WHAT TO WORK ON: Among the entries, which lines carry the string "Births"? Copy every one.

Start of RECORDS FOR THIS TASK

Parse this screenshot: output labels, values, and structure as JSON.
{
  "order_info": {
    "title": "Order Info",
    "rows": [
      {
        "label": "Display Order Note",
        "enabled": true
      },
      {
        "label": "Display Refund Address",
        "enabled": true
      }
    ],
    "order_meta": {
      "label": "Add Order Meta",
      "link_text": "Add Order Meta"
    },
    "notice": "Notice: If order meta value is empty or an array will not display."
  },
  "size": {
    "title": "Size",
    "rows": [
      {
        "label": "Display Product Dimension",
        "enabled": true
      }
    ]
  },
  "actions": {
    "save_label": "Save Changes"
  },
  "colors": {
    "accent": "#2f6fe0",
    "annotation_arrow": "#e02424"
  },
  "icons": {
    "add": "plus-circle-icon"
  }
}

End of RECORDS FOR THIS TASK
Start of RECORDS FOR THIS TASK

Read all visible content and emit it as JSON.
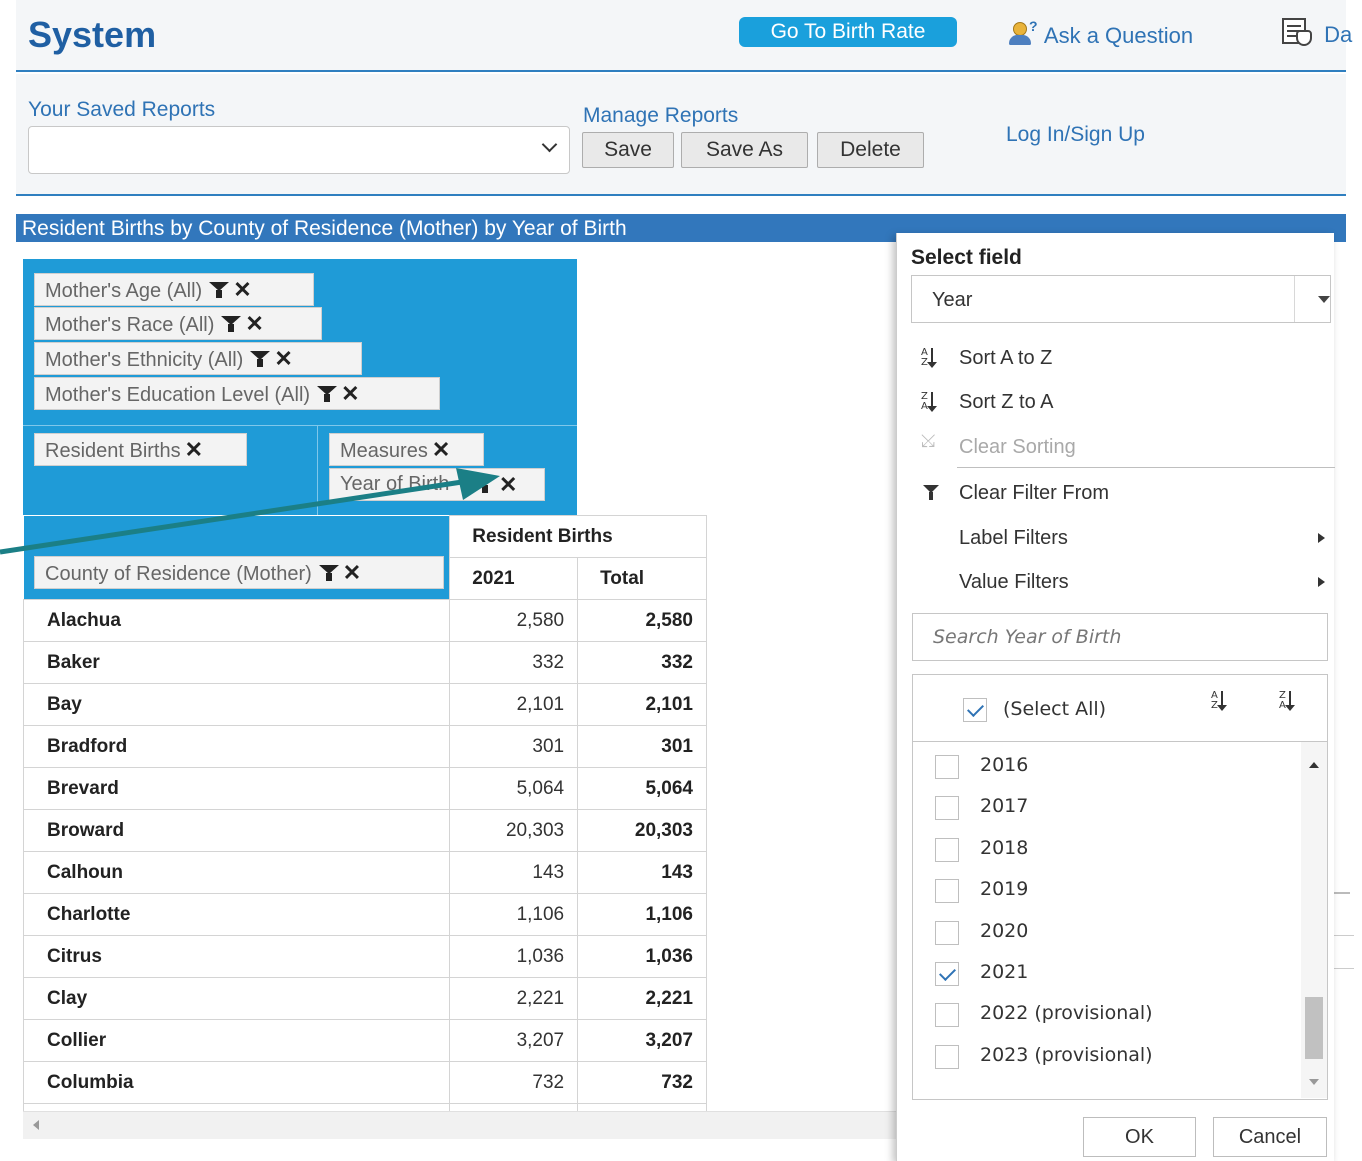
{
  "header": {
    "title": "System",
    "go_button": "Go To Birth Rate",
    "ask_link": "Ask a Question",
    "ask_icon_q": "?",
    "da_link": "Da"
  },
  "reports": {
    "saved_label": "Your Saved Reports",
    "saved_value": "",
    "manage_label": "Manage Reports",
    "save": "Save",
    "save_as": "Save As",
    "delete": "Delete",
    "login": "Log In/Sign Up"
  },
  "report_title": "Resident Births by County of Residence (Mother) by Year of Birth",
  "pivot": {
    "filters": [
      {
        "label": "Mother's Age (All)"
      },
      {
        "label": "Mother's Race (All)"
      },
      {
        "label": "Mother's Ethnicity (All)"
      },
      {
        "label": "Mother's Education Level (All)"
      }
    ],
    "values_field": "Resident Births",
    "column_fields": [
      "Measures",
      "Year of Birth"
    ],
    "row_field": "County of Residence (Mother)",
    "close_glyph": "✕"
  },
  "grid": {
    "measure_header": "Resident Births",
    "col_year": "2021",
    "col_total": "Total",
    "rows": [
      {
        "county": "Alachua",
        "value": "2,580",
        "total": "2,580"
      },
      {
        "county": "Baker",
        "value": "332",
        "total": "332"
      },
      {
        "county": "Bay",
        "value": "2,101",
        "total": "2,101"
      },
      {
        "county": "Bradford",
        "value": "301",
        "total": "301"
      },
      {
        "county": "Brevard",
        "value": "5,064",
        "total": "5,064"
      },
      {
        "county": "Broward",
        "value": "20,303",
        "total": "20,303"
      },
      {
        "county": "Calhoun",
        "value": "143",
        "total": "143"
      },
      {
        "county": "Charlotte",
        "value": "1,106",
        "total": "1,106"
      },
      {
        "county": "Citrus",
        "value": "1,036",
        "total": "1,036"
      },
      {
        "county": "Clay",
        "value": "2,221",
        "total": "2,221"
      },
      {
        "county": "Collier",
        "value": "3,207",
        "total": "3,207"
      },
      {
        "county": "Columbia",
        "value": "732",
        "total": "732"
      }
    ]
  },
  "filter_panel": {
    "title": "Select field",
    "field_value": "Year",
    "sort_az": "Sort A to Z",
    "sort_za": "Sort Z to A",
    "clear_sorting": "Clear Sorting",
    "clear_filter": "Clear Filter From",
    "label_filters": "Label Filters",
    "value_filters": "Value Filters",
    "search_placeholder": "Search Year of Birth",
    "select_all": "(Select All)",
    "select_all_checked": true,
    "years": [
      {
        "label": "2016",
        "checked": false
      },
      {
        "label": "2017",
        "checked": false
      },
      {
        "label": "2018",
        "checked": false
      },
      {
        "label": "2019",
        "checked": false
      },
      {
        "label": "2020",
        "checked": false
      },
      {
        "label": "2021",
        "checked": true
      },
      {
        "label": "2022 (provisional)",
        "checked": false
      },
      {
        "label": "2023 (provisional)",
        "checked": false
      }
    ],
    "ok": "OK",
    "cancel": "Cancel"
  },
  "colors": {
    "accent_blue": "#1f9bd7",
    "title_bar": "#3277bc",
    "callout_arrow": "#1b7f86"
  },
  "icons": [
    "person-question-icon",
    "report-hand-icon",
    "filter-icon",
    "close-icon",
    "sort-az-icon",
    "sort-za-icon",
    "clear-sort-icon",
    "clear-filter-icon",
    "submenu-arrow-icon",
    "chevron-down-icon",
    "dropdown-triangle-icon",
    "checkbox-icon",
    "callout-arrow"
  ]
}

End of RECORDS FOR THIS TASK

RESULT OF THIS EXERCISE:
  "report_title": "Resident Births by County of Residence (Mother) by Year of Birth",
    "values_field": "Resident Births",
    "measure_header": "Resident Births",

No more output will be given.